Task brief ->
Repeat the whole listing exactly, leaving nothing out.

Excerpted records ->
▼
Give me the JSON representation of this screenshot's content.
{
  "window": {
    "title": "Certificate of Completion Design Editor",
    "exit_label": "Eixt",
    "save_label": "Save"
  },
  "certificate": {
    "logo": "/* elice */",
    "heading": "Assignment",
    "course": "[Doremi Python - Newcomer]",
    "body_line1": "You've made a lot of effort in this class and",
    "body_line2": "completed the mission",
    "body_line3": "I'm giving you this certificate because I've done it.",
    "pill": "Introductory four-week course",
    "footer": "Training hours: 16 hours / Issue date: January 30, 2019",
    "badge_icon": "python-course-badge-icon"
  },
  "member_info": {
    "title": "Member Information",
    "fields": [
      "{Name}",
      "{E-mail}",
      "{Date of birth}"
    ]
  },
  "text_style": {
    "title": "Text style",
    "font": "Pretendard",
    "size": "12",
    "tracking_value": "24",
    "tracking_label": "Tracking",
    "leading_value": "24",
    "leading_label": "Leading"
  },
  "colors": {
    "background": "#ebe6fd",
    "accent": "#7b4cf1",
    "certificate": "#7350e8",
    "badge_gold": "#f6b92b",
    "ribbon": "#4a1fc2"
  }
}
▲
Solution to this task ->
Give me the JSON representation of this screenshot's content.
{
  "window": {
    "title": "Certificate of Completion Design Editor",
    "exit_label": "Eixt",
    "save_label": "Save"
  },
  "certificate": {
    "logo": "/* elice */",
    "heading": "Assignment",
    "course": "[Doremi Python - Newcomer]",
    "body_line1": "You've made a lot of effort in this class and",
    "body_line2": "completed the mission",
    "body_line3": "I'm giving you this certificate because I've done it.",
    "pill": "Introductory four-week course",
    "footer": "Training hours: 16 hours / Issue date: January 30, 2019",
    "badge_icon": "python-course-badge-icon"
  },
  "member_info": {
    "title": "Member Information",
    "fields": [
      "{Name}",
      "{E-mail}",
      "{Date of birth}"
    ]
  },
  "text_style": {
    "title": "Text style",
    "font": "Pretendard",
    "size": "12",
    "tracking_value": "24",
    "tracking_label": "Tracking",
    "leading_value": "24",
    "leading_label": "Leading"
  },
  "colors": {
    "background": "#ebe6fd",
    "accent": "#7b4cf1",
    "certificate": "#7350e8",
    "badge_gold": "#f6b92b",
    "ribbon": "#4a1fc2"
  }
}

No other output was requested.